By: Ron Pies
In a recent editorial the Arizona Republic stated:
“Insult is a powerful motivator. So powerful, in fact, it turned metro Phoenix into a Mecca of college football.
It all began in the 1960s, when the football establishment routinely snubbed Arizona State University as a potential opponent in postseason bowl play.
People here got angry and took the matter to hand. They built their own bowl game, invited ASU to the first three and the Sun Devils won all three.
Born of such small ambitions, the Fiesta Bowl has evolved through four decades into one of the mighty classics, a regular bolt of economic lightning. Over the last five years, the game has generated more than $1 billion in commerce for the Valley of the Sun.
By the late 1990s, the Fiesta Bowl had grown so prestigious it was a logical partner for the Bowl Championship Series, then forming to stage college football’s national championship. As a member of that elite rotation for title games, metro Phoenix enjoyed a combined $235 million in economic activity this year from its two BCS bowl games and $355 million total when adding the third ring of the Valley’s college football extravaganza – the Insight Bowl.
We provide this background to remind readers that we well recognize the Fiesta Bowl and BCS have been tremendous boons to this Valley. Every large success, however, must at some point confront the problems of staggering growth, and today the Fiesta Bowl and BCS are looking squarely at theirs.”
Republic reporter Craig Harris has led the coverage on much of these developments, bringing into sharp focus the influence peddling and unrestrained spending of Fiesta Bowl management. His stories forced that organization to launch a sweeping internal investigation that led to significant reforms and new management.
Today the BCS faces similar scrutiny after years of raising college football’s TV exposure and postseason revenues to new heights.

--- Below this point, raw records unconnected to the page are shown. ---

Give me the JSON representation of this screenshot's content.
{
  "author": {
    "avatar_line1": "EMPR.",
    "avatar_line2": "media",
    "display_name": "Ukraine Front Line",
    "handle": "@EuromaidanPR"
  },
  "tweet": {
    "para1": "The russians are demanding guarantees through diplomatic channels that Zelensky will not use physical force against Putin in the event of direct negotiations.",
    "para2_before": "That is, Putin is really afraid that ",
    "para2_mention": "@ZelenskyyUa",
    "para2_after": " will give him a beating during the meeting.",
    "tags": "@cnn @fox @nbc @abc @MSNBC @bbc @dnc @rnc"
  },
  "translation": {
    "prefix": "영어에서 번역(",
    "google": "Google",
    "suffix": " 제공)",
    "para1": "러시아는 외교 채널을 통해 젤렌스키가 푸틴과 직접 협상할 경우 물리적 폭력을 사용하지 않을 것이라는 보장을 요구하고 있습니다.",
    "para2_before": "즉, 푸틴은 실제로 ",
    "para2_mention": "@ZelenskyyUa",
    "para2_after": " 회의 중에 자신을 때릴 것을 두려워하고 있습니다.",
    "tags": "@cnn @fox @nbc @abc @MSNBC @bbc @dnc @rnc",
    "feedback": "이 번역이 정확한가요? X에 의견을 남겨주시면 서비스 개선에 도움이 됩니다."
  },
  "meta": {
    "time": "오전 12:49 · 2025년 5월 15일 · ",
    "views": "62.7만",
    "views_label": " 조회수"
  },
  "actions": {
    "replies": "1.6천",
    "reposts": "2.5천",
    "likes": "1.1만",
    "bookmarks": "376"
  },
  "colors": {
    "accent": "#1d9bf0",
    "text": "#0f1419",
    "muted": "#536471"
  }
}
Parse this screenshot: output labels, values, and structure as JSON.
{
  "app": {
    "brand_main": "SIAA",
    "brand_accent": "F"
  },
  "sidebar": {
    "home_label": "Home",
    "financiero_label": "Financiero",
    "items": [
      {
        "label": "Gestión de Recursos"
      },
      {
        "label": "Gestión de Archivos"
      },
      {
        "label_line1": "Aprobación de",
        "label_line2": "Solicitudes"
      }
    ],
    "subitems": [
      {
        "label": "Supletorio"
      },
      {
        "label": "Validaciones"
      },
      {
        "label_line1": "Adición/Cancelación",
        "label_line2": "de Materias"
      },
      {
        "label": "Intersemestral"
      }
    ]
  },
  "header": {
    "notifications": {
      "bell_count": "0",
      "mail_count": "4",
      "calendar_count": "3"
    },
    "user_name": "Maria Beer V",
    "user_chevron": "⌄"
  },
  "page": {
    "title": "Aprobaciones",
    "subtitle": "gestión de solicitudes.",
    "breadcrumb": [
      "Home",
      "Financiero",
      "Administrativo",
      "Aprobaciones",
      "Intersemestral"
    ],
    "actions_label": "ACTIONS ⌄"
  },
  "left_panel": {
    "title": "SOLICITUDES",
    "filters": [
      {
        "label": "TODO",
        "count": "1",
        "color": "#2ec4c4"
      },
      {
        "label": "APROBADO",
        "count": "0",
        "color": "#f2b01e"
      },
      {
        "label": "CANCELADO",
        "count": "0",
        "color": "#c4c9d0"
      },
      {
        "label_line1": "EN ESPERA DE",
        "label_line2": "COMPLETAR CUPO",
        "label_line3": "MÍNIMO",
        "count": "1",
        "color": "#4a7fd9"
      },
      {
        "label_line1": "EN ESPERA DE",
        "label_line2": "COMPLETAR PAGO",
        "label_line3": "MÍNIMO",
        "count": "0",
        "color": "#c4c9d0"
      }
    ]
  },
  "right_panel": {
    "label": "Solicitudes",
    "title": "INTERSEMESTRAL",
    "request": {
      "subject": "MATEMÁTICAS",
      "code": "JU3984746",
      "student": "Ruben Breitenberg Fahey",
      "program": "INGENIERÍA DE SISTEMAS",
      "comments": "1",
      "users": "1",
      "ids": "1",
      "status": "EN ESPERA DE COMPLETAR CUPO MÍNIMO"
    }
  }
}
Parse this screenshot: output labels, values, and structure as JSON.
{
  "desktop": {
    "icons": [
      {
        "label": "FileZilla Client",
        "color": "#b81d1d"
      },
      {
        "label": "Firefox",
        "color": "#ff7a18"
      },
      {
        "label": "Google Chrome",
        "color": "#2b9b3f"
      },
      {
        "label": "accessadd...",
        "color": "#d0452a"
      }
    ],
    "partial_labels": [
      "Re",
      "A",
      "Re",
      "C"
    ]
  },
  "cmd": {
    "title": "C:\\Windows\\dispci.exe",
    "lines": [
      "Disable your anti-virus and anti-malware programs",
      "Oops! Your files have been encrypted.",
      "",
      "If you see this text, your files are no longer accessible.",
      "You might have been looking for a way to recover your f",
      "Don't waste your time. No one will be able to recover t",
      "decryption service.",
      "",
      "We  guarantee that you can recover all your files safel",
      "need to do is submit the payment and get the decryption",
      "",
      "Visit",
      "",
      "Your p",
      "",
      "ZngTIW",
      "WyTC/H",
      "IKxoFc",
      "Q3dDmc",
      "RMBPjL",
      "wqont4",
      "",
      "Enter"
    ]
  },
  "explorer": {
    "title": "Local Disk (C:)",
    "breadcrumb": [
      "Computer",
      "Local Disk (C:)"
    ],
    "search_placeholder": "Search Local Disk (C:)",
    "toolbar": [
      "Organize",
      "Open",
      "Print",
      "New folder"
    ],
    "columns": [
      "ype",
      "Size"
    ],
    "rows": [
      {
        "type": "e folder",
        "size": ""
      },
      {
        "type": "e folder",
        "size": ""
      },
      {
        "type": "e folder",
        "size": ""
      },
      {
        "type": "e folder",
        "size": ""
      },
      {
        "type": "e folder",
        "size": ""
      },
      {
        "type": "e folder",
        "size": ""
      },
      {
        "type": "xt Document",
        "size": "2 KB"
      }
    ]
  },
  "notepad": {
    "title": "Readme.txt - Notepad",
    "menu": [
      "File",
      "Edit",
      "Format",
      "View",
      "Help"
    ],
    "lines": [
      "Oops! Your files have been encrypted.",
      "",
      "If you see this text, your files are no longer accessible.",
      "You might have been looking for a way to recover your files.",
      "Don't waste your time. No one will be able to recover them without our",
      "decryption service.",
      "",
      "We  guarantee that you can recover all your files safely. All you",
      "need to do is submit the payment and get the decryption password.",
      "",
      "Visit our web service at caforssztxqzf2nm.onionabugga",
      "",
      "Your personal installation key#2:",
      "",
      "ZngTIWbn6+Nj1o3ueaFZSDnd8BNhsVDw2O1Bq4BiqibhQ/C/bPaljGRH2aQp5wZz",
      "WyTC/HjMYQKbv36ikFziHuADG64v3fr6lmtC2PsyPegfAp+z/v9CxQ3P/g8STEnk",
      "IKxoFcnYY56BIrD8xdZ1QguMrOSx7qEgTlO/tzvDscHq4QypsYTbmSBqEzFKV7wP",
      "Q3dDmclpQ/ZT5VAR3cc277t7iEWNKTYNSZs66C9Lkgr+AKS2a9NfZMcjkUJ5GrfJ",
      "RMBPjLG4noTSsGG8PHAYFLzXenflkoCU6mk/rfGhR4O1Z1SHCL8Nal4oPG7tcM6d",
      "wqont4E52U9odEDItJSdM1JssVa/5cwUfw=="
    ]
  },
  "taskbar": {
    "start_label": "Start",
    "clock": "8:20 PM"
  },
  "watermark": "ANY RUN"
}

Its original structure has not adapted quickly enough to the changing football universe. Five of its conferences that don’t get automatic bowl births feel slighted and shut out.

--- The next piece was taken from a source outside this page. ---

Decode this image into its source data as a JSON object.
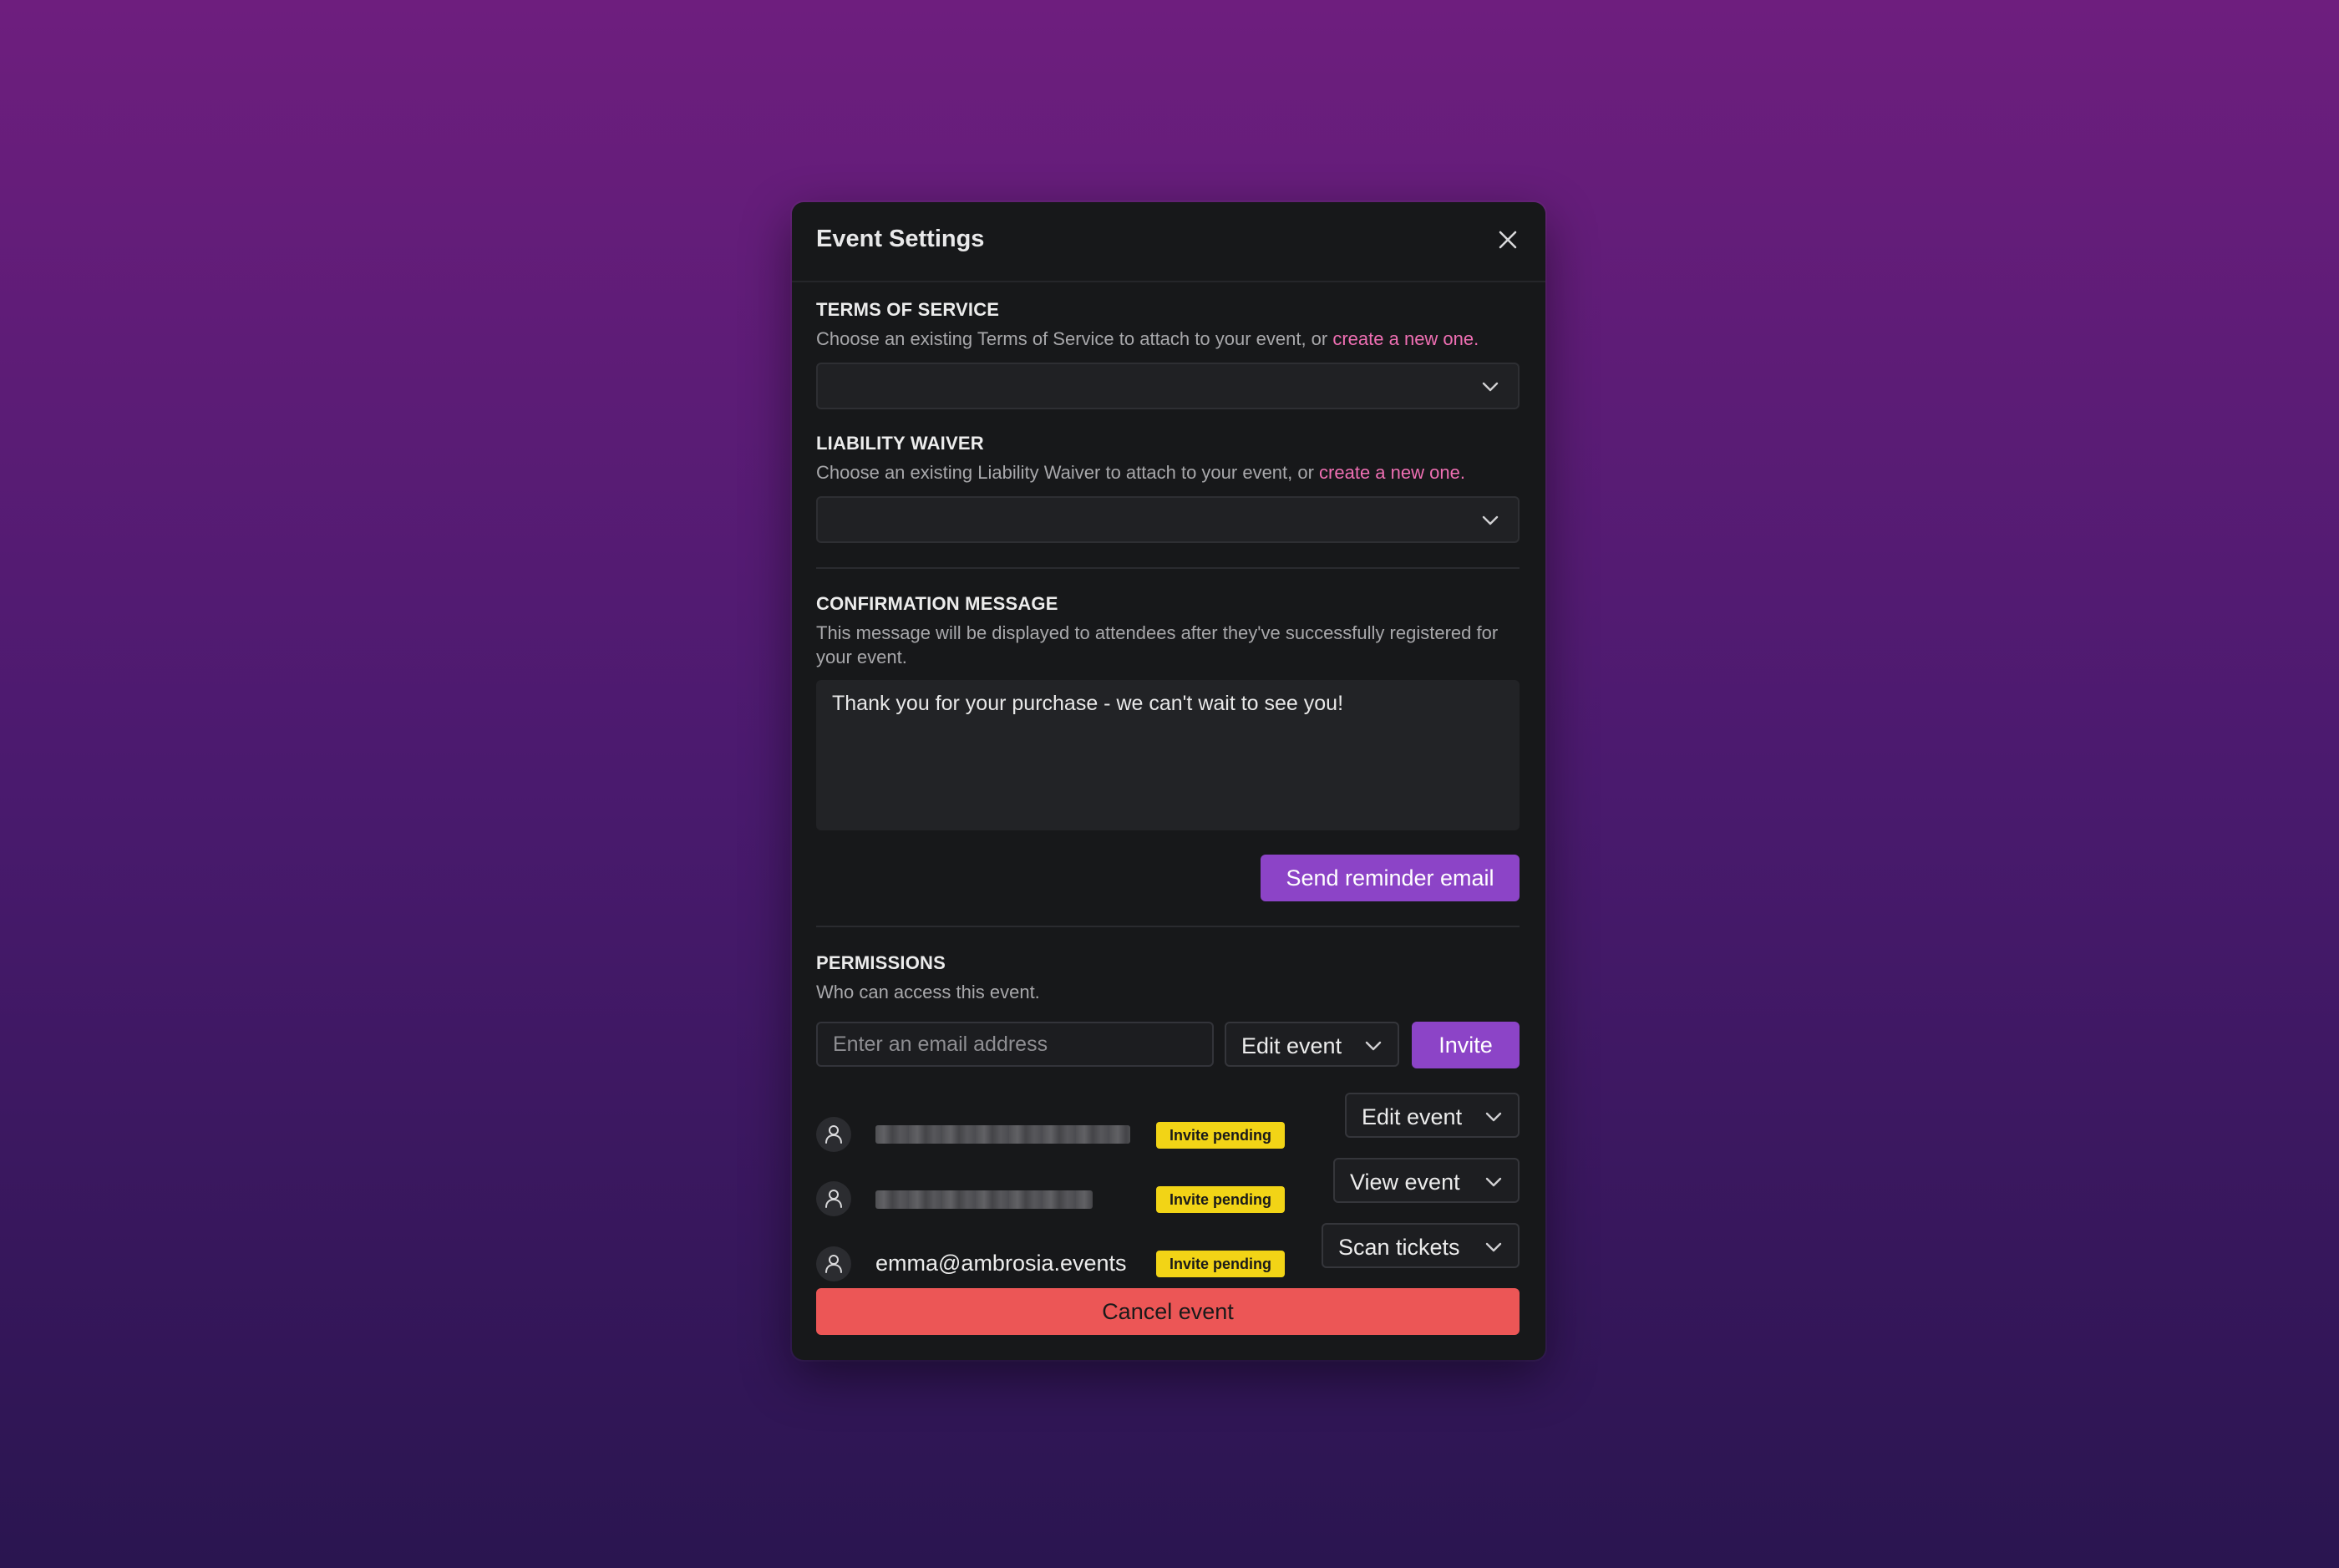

In a follow-up to his Fiesta Bowl investigation, Harris found that 41 percent of schools participating in BCS bowls end up losing money because their share of the payout isn’t enough to cover expenses. It is up to member conferences to distribute bowl earnings to its schools, but too often they are not adequately reimbursing the team that bore the actual expense of playing in a bowl game.
Harris further found that BCS bowls spend heavily on gifts to influence college football’s decision-makers; that bowl executives are paid well above the national norm for non-profit CEOs; and that bowl games are getting government subsidies despite maintaining strong reserves.

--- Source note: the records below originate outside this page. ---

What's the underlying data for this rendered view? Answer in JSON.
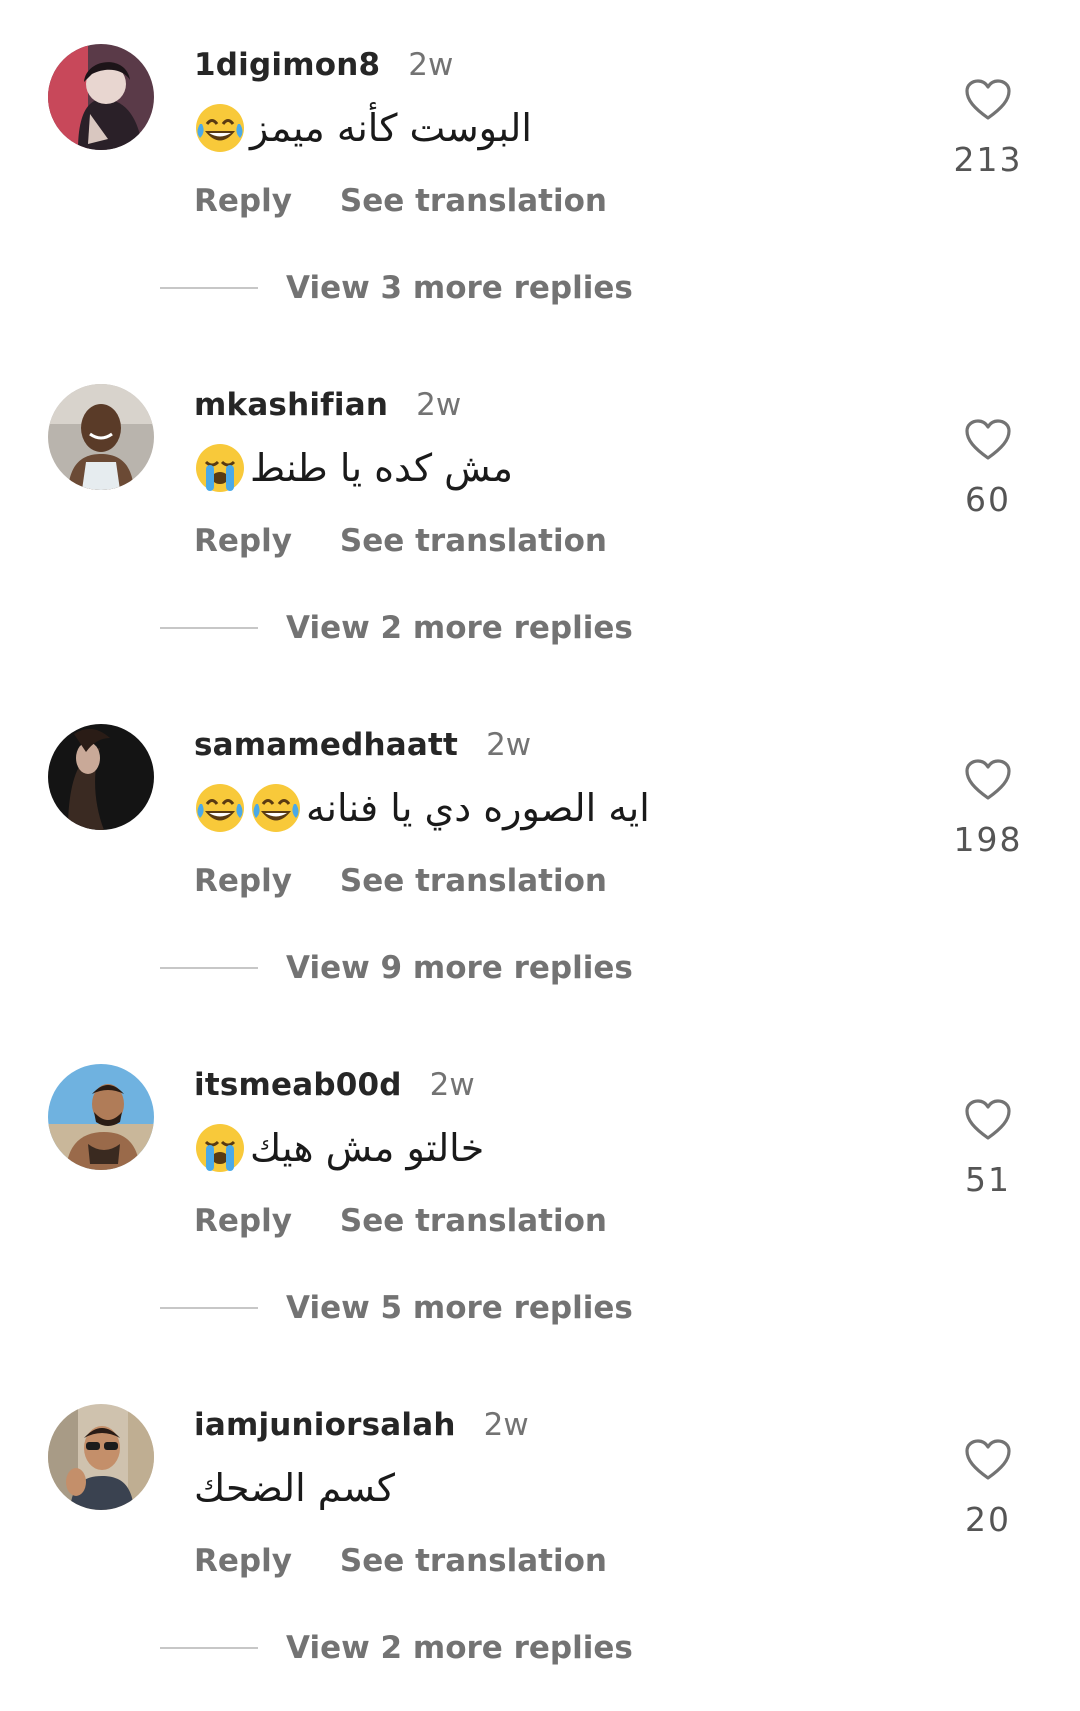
{
  "comments": [
    {
      "username": "1digimon8",
      "time": "2w",
      "text": "البوست كأنه ميمز",
      "emojis": [
        "laughing-tears"
      ],
      "reply_label": "Reply",
      "translate_label": "See translation",
      "view_replies": "View 3 more replies",
      "likes": "213"
    },
    {
      "username": "mkashifian",
      "time": "2w",
      "text": "مش كده يا طنط",
      "emojis": [
        "loudly-crying"
      ],
      "reply_label": "Reply",
      "translate_label": "See translation",
      "view_replies": "View 2 more replies",
      "likes": "60"
    },
    {
      "username": "samamedhaatt",
      "time": "2w",
      "text": "ايه الصوره دي يا فنانه",
      "emojis": [
        "laughing-tears",
        "laughing-tears"
      ],
      "reply_label": "Reply",
      "translate_label": "See translation",
      "view_replies": "View 9 more replies",
      "likes": "198"
    },
    {
      "username": "itsmeab00d",
      "time": "2w",
      "text": "خالتو مش هيك",
      "emojis": [
        "loudly-crying"
      ],
      "reply_label": "Reply",
      "translate_label": "See translation",
      "view_replies": "View 5 more replies",
      "likes": "51"
    },
    {
      "username": "iamjuniorsalah",
      "time": "2w",
      "text": "كسم الضحك",
      "emojis": [],
      "reply_label": "Reply",
      "translate_label": "See translation",
      "view_replies": "View 2 more replies",
      "likes": "20"
    }
  ],
  "icons": {
    "like": "heart-outline-icon",
    "laughing": "face-with-tears-of-joy-emoji",
    "crying": "loudly-crying-face-emoji"
  },
  "colors": {
    "username": "#262626",
    "secondary": "#737373",
    "divider": "#c7c7c7",
    "emoji_face": "#f8c93a"
  }
}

If the BCS is going to address these issues, the time is ripe.
An NCAA task force is examining how the bowls are managed and will report its findings later this month. In April, BCS officials will meet in Miami to begin negotiating future contracts.
Here are changes the BCS should consider:
- Find ways to be more inclusive of colleges and conferences beyond the BCS orbit. The shake-up of major college conferences may solve some of that. But the BCS was created to match the best teams in the biggest bowls. That being its lodestar, the BCS should explore better ways to open its bowls to the emerging football powers knocking at the door.
- Use its influence to compel member conferences to spread the wealth more fairly among their colleges and universities so that bowl participants are made whole for travel and other related costs. A tiered system of payout would fix this.
- Work to make sure salaries of bowl officials fall within a reasonable range of not-for-profit organizations. Granted, the role of bowl games is unique in the not-for-profit world, and the talent pool for top executives is narrow with salaries that are typically higher than most non-profits. Nonetheless, those salaries should not be exorbitant.
- Re-examine public subsidies. Does it make sense for bowls to go to government for funding when public dollars are increasingly scarce? If the answer is yes, then the need must be clearly demonstrated.
The BCS can legitimately boast it has done much to raise the prominence of college football, but its detractors are multiplying and its future less certain.
With so many eyes trained on the bowl system at this moment, it’s a good time to take seriously the criticisms and address them.
Done right, the BCS will continue to serve college football for many years to come.
A recent investigative report by Craig Harris and the Arizona Republic uncovered a list of abuses that eventually led to the termination of the head of the Fiesta Bowl. Amongst those abuses was exorbitant salaries, the use of Bowl funds for personal uses, elaborate gifts for officials. All of this was possible with the waiver of city and state taxes and subsidies from valley cities that amounted ino several million dollars. All this was done at a time when revenues were so low that budgets were cut and employees laid off. At the same time, the Fiesta Bowl shows a very healthy multi million dollar balance in their treasury.
I fully support the Fiesta Bowl and watched as the founders built a premier college football bowl and generated millions for the economy. Why then was is it necessary for our city to sacrifice needed revenues when the bowl is so healthy that it can afford the extravagances listed in the report.
Isn’t it time for a refund?